What to produce> Since the data must remain as supplied, reproduce it word for word.

- - - - - - -

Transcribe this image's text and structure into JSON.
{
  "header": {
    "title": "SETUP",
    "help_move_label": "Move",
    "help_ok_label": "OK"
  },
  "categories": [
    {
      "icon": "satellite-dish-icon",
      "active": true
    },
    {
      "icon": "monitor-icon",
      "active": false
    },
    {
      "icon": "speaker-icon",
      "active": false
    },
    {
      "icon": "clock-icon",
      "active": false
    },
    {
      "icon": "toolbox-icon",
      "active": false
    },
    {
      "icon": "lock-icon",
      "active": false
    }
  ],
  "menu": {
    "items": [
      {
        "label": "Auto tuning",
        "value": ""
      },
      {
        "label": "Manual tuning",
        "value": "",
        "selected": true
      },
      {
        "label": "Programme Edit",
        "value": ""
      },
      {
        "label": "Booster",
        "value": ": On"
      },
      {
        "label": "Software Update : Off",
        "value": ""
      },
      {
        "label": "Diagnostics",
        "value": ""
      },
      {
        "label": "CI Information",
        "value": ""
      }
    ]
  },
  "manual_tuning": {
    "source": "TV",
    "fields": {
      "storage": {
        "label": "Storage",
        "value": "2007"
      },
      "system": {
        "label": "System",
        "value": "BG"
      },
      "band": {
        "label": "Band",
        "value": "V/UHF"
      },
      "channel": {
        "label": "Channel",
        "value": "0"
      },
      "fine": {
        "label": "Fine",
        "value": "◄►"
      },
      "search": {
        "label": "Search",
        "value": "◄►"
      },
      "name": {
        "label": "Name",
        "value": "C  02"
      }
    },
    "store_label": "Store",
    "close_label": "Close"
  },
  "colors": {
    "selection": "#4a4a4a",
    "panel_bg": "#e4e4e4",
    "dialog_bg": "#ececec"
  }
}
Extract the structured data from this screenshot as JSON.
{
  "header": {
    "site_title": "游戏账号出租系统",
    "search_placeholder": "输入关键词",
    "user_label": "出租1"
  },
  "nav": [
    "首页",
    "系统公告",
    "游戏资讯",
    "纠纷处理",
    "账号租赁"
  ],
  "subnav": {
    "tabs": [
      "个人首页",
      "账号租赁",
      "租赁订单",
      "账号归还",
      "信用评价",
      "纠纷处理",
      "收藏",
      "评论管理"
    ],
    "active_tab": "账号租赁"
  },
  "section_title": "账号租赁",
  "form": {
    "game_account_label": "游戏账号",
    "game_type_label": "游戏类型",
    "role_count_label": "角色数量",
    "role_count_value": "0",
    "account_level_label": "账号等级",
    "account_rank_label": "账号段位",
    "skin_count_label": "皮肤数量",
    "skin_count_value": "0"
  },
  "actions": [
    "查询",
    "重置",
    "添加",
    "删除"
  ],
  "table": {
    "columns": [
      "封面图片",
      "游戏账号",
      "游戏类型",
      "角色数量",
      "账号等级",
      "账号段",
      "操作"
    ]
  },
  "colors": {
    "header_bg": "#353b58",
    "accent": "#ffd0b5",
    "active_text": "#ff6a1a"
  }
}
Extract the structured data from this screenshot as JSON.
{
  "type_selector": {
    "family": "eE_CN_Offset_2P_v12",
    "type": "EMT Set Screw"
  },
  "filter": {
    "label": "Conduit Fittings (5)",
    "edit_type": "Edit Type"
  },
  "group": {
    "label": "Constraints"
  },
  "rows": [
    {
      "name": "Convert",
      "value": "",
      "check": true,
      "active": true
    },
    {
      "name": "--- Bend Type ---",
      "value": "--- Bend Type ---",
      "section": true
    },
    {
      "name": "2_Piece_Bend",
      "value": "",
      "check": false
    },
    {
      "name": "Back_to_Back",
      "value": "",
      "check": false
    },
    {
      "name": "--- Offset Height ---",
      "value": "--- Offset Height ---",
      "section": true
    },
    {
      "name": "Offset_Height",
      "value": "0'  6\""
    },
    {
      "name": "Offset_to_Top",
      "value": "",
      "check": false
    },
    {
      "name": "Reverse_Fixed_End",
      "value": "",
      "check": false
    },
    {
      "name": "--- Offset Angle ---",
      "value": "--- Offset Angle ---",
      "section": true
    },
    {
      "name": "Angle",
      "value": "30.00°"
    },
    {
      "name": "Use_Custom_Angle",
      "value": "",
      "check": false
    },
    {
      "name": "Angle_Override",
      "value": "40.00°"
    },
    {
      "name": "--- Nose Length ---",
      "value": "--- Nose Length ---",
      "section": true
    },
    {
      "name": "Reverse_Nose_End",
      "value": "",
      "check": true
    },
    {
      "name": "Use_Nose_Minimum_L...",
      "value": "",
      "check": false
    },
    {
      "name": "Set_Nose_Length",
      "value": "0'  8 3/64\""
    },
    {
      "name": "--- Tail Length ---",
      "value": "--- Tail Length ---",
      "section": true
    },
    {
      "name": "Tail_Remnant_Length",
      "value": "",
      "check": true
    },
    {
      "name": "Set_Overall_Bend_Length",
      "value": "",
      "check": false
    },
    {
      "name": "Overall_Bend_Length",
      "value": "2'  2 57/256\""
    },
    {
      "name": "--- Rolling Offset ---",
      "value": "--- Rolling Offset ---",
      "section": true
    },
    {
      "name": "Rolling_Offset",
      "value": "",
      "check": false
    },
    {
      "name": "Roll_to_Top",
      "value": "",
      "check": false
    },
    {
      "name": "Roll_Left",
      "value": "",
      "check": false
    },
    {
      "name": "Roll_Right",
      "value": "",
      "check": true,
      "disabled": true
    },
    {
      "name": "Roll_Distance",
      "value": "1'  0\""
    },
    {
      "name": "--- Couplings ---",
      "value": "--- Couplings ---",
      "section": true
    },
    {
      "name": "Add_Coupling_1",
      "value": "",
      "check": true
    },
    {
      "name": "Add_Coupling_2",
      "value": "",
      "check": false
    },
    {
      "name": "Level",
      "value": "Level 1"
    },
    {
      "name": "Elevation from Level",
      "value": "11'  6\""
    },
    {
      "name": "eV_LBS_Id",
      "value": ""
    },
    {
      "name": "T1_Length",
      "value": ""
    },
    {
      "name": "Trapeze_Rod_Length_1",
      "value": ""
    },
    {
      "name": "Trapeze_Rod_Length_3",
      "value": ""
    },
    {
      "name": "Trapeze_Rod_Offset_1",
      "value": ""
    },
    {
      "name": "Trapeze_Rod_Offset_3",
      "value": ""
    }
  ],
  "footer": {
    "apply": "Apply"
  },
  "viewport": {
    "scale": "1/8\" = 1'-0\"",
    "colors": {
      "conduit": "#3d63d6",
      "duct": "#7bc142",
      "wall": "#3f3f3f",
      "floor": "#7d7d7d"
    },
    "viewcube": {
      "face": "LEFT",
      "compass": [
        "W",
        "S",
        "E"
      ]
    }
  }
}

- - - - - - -

Answer for this exercise>
Transcribe this image's text and structure into JSON.
{
  "header": {
    "title": "SETUP",
    "help_move_label": "Move",
    "help_ok_label": "OK"
  },
  "categories": [
    {
      "icon": "satellite-dish-icon",
      "active": true
    },
    {
      "icon": "monitor-icon",
      "active": false
    },
    {
      "icon": "speaker-icon",
      "active": false
    },
    {
      "icon": "clock-icon",
      "active": false
    },
    {
      "icon": "toolbox-icon",
      "active": false
    },
    {
      "icon": "lock-icon",
      "active": false
    }
  ],
  "menu": {
    "items": [
      {
        "label": "Auto tuning",
        "value": ""
      },
      {
        "label": "Manual tuning",
        "value": "",
        "selected": true
      },
      {
        "label": "Programme Edit",
        "value": ""
      },
      {
        "label": "Booster",
        "value": ": On"
      },
      {
        "label": "Software Update : Off",
        "value": ""
      },
      {
        "label": "Diagnostics",
        "value": ""
      },
      {
        "label": "CI Information",
        "value": ""
      }
    ]
  },
  "manual_tuning": {
    "source": "TV",
    "fields": {
      "storage": {
        "label": "Storage",
        "value": "2007"
      },
      "system": {
        "label": "System",
        "value": "BG"
      },
      "band": {
        "label": "Band",
        "value": "V/UHF"
      },
      "channel": {
        "label": "Channel",
        "value": "0"
      },
      "fine": {
        "label": "Fine",
        "value": "◄►"
      },
      "search": {
        "label": "Search",
        "value": "◄►"
      },
      "name": {
        "label": "Name",
        "value": "C  02"
      }
    },
    "store_label": "Store",
    "close_label": "Close"
  },
  "colors": {
    "selection": "#4a4a4a",
    "panel_bg": "#e4e4e4",
    "dialog_bg": "#ececec"
  }
}
Extract the structured data from this screenshot as JSON.
{
  "header": {
    "site_title": "游戏账号出租系统",
    "search_placeholder": "输入关键词",
    "user_label": "出租1"
  },
  "nav": [
    "首页",
    "系统公告",
    "游戏资讯",
    "纠纷处理",
    "账号租赁"
  ],
  "subnav": {
    "tabs": [
      "个人首页",
      "账号租赁",
      "租赁订单",
      "账号归还",
      "信用评价",
      "纠纷处理",
      "收藏",
      "评论管理"
    ],
    "active_tab": "账号租赁"
  },
  "section_title": "账号租赁",
  "form": {
    "game_account_label": "游戏账号",
    "game_type_label": "游戏类型",
    "role_count_label": "角色数量",
    "role_count_value": "0",
    "account_level_label": "账号等级",
    "account_rank_label": "账号段位",
    "skin_count_label": "皮肤数量",
    "skin_count_value": "0"
  },
  "actions": [
    "查询",
    "重置",
    "添加",
    "删除"
  ],
  "table": {
    "columns": [
      "封面图片",
      "游戏账号",
      "游戏类型",
      "角色数量",
      "账号等级",
      "账号段",
      "操作"
    ]
  },
  "colors": {
    "header_bg": "#353b58",
    "accent": "#ffd0b5",
    "active_text": "#ff6a1a"
  }
}
Extract the structured data from this screenshot as JSON.
{
  "type_selector": {
    "family": "eE_CN_Offset_2P_v12",
    "type": "EMT Set Screw"
  },
  "filter": {
    "label": "Conduit Fittings (5)",
    "edit_type": "Edit Type"
  },
  "group": {
    "label": "Constraints"
  },
  "rows": [
    {
      "name": "Convert",
      "value": "",
      "check": true,
      "active": true
    },
    {
      "name": "--- Bend Type ---",
      "value": "--- Bend Type ---",
      "section": true
    },
    {
      "name": "2_Piece_Bend",
      "value": "",
      "check": false
    },
    {
      "name": "Back_to_Back",
      "value": "",
      "check": false
    },
    {
      "name": "--- Offset Height ---",
      "value": "--- Offset Height ---",
      "section": true
    },
    {
      "name": "Offset_Height",
      "value": "0'  6\""
    },
    {
      "name": "Offset_to_Top",
      "value": "",
      "check": false
    },
    {
      "name": "Reverse_Fixed_End",
      "value": "",
      "check": false
    },
    {
      "name": "--- Offset Angle ---",
      "value": "--- Offset Angle ---",
      "section": true
    },
    {
      "name": "Angle",
      "value": "30.00°"
    },
    {
      "name": "Use_Custom_Angle",
      "value": "",
      "check": false
    },
    {
      "name": "Angle_Override",
      "value": "40.00°"
    },
    {
      "name": "--- Nose Length ---",
      "value": "--- Nose Length ---",
      "section": true
    },
    {
      "name": "Reverse_Nose_End",
      "value": "",
      "check": true
    },
    {
      "name": "Use_Nose_Minimum_L...",
      "value": "",
      "check": false
    },
    {
      "name": "Set_Nose_Length",
      "value": "0'  8 3/64\""
    },
    {
      "name": "--- Tail Length ---",
      "value": "--- Tail Length ---",
      "section": true
    },
    {
      "name": "Tail_Remnant_Length",
      "value": "",
      "check": true
    },
    {
      "name": "Set_Overall_Bend_Length",
      "value": "",
      "check": false
    },
    {
      "name": "Overall_Bend_Length",
      "value": "2'  2 57/256\""
    },
    {
      "name": "--- Rolling Offset ---",
      "value": "--- Rolling Offset ---",
      "section": true
    },
    {
      "name": "Rolling_Offset",
      "value": "",
      "check": false
    },
    {
      "name": "Roll_to_Top",
      "value": "",
      "check": false
    },
    {
      "name": "Roll_Left",
      "value": "",
      "check": false
    },
    {
      "name": "Roll_Right",
      "value": "",
      "check": true,
      "disabled": true
    },
    {
      "name": "Roll_Distance",
      "value": "1'  0\""
    },
    {
      "name": "--- Couplings ---",
      "value": "--- Couplings ---",
      "section": true
    },
    {
      "name": "Add_Coupling_1",
      "value": "",
      "check": true
    },
    {
      "name": "Add_Coupling_2",
      "value": "",
      "check": false
    },
    {
      "name": "Level",
      "value": "Level 1"
    },
    {
      "name": "Elevation from Level",
      "value": "11'  6\""
    },
    {
      "name": "eV_LBS_Id",
      "value": ""
    },
    {
      "name": "T1_Length",
      "value": ""
    },
    {
      "name": "Trapeze_Rod_Length_1",
      "value": ""
    },
    {
      "name": "Trapeze_Rod_Length_3",
      "value": ""
    },
    {
      "name": "Trapeze_Rod_Offset_1",
      "value": ""
    },
    {
      "name": "Trapeze_Rod_Offset_3",
      "value": ""
    }
  ],
  "footer": {
    "apply": "Apply"
  },
  "viewport": {
    "scale": "1/8\" = 1'-0\"",
    "colors": {
      "conduit": "#3d63d6",
      "duct": "#7bc142",
      "wall": "#3f3f3f",
      "floor": "#7d7d7d"
    },
    "viewcube": {
      "face": "LEFT",
      "compass": [
        "W",
        "S",
        "E"
      ]
    }
  }
}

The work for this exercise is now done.